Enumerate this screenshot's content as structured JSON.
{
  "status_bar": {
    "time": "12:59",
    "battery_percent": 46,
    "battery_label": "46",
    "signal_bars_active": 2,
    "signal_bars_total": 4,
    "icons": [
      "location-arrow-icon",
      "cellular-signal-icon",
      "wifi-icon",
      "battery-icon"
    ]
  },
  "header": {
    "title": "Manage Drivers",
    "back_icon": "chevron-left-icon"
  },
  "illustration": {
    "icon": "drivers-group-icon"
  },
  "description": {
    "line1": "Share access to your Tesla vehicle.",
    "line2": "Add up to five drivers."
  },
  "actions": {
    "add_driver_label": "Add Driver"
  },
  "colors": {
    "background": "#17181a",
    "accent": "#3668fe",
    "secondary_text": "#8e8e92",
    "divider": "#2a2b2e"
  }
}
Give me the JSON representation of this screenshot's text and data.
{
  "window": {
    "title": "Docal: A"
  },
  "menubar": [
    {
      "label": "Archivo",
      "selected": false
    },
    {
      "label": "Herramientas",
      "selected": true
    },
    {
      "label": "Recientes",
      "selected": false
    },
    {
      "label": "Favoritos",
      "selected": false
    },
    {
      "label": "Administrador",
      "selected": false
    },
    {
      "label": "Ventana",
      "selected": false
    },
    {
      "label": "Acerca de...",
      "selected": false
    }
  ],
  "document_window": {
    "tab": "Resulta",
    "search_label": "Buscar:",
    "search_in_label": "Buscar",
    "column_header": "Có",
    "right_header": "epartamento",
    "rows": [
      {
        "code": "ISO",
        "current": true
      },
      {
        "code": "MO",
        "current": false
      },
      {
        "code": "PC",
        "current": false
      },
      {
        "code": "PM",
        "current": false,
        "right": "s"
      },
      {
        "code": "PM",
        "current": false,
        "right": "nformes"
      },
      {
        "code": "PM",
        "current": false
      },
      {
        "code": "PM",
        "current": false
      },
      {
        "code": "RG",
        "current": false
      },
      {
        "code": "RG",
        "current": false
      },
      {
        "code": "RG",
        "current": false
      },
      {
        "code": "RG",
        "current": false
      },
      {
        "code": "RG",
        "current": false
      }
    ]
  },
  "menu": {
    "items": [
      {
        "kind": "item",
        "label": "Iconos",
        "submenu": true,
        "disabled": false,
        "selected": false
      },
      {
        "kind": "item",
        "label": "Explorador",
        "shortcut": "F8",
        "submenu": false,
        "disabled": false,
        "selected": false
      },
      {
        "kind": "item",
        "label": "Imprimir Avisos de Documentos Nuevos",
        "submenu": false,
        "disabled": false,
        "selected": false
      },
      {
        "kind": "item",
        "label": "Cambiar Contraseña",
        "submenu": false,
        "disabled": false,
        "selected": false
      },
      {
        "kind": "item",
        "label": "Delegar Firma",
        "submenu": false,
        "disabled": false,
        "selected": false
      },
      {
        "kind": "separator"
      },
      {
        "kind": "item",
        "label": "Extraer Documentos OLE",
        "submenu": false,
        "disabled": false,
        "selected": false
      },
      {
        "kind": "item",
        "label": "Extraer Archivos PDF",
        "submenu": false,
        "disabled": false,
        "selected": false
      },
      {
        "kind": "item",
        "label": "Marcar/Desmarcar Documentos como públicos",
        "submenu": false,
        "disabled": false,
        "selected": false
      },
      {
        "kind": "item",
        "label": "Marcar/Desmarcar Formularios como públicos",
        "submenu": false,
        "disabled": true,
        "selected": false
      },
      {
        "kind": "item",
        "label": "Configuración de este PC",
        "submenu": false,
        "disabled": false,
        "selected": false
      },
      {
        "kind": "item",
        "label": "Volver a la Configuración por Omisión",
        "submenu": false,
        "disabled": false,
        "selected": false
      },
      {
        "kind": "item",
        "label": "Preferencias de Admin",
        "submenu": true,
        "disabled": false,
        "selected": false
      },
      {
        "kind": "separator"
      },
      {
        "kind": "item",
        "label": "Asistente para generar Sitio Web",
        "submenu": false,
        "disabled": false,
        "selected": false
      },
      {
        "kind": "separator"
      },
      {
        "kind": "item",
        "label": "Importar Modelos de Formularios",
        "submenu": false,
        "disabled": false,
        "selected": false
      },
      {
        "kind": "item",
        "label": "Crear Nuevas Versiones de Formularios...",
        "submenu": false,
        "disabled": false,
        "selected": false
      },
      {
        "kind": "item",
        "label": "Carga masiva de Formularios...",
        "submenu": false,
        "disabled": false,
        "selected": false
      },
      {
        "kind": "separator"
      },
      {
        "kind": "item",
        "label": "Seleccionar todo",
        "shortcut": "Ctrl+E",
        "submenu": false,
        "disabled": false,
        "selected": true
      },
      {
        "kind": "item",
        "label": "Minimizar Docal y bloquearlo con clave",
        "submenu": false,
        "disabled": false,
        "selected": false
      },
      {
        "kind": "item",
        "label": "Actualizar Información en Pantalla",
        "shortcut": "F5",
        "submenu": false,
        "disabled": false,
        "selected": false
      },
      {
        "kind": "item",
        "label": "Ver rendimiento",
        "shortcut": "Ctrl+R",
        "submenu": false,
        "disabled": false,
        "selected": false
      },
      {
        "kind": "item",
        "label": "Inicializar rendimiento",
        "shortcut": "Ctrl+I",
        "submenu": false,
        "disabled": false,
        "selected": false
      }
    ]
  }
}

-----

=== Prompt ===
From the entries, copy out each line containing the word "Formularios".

=== Task answer ===
        "label": "Marcar/Desmarcar Formularios como públicos",
        "label": "Importar Modelos de Formularios",
        "label": "Crear Nuevas Versiones de Formularios...",
        "label": "Carga masiva de Formularios...",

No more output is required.